Monday, August 8, 2011

Slaves of God

Seventh Sunday after Trinity,
Romans 6:19-23
Bror Erickson

[19] I am speaking in human terms, because of your natural limitations. For just as you once presented your members as slaves to impurity and to lawlessness leading to more lawlessness, so now present your members as slaves to righteousness leading to sanctification.
[20] When you were slaves of sin, you were free in regard to righteousness. [21] But what fruit were you getting at that time from the things of which you are now ashamed? The end of those things is death. [22] But now that you have been set free from sin and have become slaves of God, the fruit you get leads to sanctification and its end, eternal life. [23] For the wages of sin is death, but the free gift of God is eternal life in Christ Jesus our Lord. Romans 6:19-23 (ESV)

For the wages of sin is death, but the free gift of God is eternal life in Christ Jesus our Lord.
The wages of sin is death. It’s a colorful way of saying that death is the result of sin. Or to say that those who die do so because of sin. That isn’t the normal way we think of sin. In fact it wasn’t too long ago I was accosted in a local establishment and all but cussed out by a drunken bird for a sermon I had given some years earlier at the funeral of a friend of hers, because I stated that sin was actually to blame for her friends death, that all death is the result of sin. And though I was flattered that this woman had remembered a sermon I had given six years earlier, it became apparent that I had really failed to convey to her the true nature of sin.
In her mind, polluted by local heresies, she thought I had meant that her friend died perhaps from some particular sin she was guilty of. That certainly was not what I had meant.
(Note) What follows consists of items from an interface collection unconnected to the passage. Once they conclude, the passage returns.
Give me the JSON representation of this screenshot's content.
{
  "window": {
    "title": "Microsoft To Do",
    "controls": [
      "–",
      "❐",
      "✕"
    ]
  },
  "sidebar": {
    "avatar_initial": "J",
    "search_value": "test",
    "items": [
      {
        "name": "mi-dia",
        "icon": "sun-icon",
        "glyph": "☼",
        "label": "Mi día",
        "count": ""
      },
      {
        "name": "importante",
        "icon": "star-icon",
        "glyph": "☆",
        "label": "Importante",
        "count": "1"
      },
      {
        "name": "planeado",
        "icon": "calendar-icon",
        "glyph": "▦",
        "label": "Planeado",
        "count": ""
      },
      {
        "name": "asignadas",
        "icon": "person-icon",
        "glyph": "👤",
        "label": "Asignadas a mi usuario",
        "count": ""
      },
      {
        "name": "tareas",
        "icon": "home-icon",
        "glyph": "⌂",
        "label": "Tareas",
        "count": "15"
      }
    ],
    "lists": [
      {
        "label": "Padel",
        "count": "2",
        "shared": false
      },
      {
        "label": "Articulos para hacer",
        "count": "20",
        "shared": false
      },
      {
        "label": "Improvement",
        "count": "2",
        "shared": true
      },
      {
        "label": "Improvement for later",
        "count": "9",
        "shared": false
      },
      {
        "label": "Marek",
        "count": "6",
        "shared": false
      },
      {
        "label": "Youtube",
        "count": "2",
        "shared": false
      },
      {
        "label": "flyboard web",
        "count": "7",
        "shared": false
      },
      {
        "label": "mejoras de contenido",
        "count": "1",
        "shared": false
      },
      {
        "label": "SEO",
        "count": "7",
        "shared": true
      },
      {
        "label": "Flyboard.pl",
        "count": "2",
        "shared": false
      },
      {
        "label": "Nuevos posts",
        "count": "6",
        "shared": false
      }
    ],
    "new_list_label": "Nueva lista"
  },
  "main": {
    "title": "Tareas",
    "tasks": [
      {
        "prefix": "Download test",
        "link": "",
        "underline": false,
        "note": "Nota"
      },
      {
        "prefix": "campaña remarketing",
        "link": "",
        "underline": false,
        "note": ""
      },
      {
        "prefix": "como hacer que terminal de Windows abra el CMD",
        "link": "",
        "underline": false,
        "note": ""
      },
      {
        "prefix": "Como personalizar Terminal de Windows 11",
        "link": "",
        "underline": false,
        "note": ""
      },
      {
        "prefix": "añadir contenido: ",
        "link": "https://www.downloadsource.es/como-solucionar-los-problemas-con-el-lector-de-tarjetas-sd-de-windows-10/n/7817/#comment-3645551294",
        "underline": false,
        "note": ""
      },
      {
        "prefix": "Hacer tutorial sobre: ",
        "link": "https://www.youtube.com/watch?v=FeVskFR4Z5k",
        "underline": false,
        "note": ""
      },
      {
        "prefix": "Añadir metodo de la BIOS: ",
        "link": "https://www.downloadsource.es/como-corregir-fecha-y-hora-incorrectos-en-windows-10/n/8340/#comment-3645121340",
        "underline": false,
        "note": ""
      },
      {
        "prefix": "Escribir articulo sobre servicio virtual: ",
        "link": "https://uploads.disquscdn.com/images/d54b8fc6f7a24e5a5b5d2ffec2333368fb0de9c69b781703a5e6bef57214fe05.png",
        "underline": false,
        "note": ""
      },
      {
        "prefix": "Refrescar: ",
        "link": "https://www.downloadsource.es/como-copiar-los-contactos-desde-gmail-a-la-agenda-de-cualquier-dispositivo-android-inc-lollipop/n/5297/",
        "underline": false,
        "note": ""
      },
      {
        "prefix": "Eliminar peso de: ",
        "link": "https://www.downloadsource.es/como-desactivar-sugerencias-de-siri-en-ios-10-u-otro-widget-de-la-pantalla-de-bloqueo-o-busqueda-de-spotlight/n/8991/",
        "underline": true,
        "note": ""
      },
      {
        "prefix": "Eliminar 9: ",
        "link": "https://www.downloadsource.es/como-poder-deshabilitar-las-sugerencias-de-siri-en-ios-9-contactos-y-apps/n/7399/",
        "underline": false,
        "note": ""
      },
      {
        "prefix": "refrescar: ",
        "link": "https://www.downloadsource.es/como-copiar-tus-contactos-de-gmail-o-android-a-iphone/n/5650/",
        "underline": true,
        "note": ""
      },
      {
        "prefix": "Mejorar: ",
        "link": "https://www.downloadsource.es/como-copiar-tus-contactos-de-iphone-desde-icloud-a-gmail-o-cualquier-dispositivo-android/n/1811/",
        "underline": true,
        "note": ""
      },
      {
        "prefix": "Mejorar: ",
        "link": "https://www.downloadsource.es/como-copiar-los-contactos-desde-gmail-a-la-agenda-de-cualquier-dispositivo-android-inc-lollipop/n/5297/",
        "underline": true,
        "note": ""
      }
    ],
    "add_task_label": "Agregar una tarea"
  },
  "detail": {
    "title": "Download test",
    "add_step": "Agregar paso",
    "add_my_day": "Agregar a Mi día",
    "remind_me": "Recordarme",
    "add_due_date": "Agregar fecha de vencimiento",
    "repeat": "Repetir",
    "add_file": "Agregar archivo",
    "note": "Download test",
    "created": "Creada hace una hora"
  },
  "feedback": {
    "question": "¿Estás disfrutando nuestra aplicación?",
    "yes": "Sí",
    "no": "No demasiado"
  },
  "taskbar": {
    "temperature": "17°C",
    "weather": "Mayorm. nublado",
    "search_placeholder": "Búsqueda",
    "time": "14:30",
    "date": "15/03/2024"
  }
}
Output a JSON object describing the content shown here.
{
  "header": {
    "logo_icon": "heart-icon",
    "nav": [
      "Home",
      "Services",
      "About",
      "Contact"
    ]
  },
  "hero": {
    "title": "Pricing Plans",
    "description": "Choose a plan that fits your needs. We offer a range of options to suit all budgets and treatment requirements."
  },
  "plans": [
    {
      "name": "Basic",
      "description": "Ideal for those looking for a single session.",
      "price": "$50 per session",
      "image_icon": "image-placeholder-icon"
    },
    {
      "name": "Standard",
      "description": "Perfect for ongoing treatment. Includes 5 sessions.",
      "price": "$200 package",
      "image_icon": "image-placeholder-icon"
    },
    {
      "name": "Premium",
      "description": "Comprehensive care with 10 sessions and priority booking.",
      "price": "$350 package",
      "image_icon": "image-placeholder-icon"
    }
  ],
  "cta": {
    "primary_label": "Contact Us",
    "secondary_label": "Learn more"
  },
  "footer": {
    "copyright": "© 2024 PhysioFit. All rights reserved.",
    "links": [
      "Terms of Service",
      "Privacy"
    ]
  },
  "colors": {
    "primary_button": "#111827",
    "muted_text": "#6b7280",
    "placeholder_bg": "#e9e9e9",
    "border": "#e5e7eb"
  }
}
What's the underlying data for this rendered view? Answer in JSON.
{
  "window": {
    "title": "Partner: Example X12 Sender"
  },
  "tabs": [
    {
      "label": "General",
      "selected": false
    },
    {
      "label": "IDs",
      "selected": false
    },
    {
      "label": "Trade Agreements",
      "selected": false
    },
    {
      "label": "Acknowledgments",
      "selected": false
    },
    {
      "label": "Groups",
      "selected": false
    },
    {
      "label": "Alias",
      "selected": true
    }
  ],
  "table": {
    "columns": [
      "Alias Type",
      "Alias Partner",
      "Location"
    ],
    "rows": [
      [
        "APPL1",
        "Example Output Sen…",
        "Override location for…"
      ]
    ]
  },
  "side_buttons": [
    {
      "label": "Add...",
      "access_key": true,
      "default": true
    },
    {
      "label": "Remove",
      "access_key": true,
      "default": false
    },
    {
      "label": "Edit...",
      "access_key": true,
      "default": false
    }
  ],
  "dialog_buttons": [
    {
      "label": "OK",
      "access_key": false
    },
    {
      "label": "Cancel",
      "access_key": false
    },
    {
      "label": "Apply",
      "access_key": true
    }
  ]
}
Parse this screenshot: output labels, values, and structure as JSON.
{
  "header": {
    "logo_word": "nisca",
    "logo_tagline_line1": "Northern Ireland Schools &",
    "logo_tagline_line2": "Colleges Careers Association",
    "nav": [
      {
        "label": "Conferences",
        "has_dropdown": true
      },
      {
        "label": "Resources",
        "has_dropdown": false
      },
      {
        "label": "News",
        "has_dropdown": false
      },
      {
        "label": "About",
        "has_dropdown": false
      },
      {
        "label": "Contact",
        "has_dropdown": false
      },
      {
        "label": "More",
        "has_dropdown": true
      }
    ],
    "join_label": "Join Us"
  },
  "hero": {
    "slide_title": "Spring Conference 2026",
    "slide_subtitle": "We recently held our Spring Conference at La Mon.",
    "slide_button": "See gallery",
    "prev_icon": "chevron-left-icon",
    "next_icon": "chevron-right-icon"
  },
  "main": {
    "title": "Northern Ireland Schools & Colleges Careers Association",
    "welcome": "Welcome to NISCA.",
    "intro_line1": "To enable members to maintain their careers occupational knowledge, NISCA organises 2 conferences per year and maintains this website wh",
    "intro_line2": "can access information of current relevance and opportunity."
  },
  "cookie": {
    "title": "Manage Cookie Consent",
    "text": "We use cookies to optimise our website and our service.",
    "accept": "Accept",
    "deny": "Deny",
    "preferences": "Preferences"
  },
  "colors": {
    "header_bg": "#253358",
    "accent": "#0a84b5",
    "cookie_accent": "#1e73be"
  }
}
A baby dying, dies because of sin. Sid’s death is a result of sin. In fact there is a very real sense in which the common flu is a result of sin. In fact promiscuity is the result of sin. Kleptomania is the result of sin. Drunkenness is a result of sin. And treating these are treating symptoms rather than treating the disease which is sin.
But it is tricky, because people have been conditioned to take offense at being called sinners. They typically see this as an accusation, rather than a diagnosis. Paul says we were once slaves to sin. Slaves have no choice to what they do. A slave to sin sins because that is what sin has told them to do. Slaves to sin are free in regard to righteousness.
But now you are free from sin and slaves to God. It’s a hard thing to understand, but one is never really free. As Luther says in the Bondage of the Will, your will is a donkey, ridden by the devil or God.
That is you are either a slave to sin, or a slave to God. Equally telling in all this is slaves don’t get to choose their masters, masters choose the slave. We don’t like to think of ourselves as slaves either. In today’s world that might be even more offensive than the idea that we are sinners. Oh we talk about addiction to certain things, but we like to think that our will is free, and if we try hard enough we can choose not only to quit drinking, or engaging in promiscuity, or perhaps tougher sins like gossip, or verbally abusing those we love. But that we can choose to quit sinning, and be righteous. We like to think we can choose our masters. It’s the slave in us. That is it is the sinner in us that doesn’t want to recognize how enslaved we are. It is our desire not to be controlled by God, but to be God.
But it just doesn’t work that way. We are either slaves to sin and free to righteousness, or we are slaves to God and free to sin. And we don’t get to choose. Oh that can be scary though. Because now you begin to check to see whose slave you are? You so desperately want to be God’s slave. You know where sin leads, and you know of heaven and hell, and heaven sounds so much better than hell. But looking at our lives it doesn’t always seem that we are slaves to righteousness. Oh perhaps for a season we can convince ourselves we are not sinning, at least not that bad, but it never lasts long, not if you are me. We catch ourselves sinning. Paul who wrote this, had the same problem, he devotes the seventh chapter of Romans to explaining the struggle a Christian has with sin. But that is just it, only those who are free from sin and slaves to righteousness, are free to struggle with sin. And you are free.
You are not free of your own doing. This was not a slavery you were able to buy your own freedom from. But another bought your freedom from sin, and made you a slave of God, Jesus Christ. He purchased you, ransomed you from sin, death, and the devil, not with Gold or silver, but with his Holy precious blood and innocent suffering and death. He bought you your right to be righteous despite your sin. And this righteousness leads to eternal life. For the wages of sin is death, that is all you ever earned for all your tireless work as a slave to sin, the right to die, but the free gift of God, is eternal life, life you have now to live in righteousness free from sin, free to live, free to love, free to be children of God. This is what Jesus did for you on the cross, he paid for your sin with his death, that your wages would not be paid out to you.
Now the peace of God that surpasses all understanding, keep your hearts and minds in Christ Jesus our Lord, Amen.

1 comment:

Frank Sonnek said...

very nice dear pastor Bror!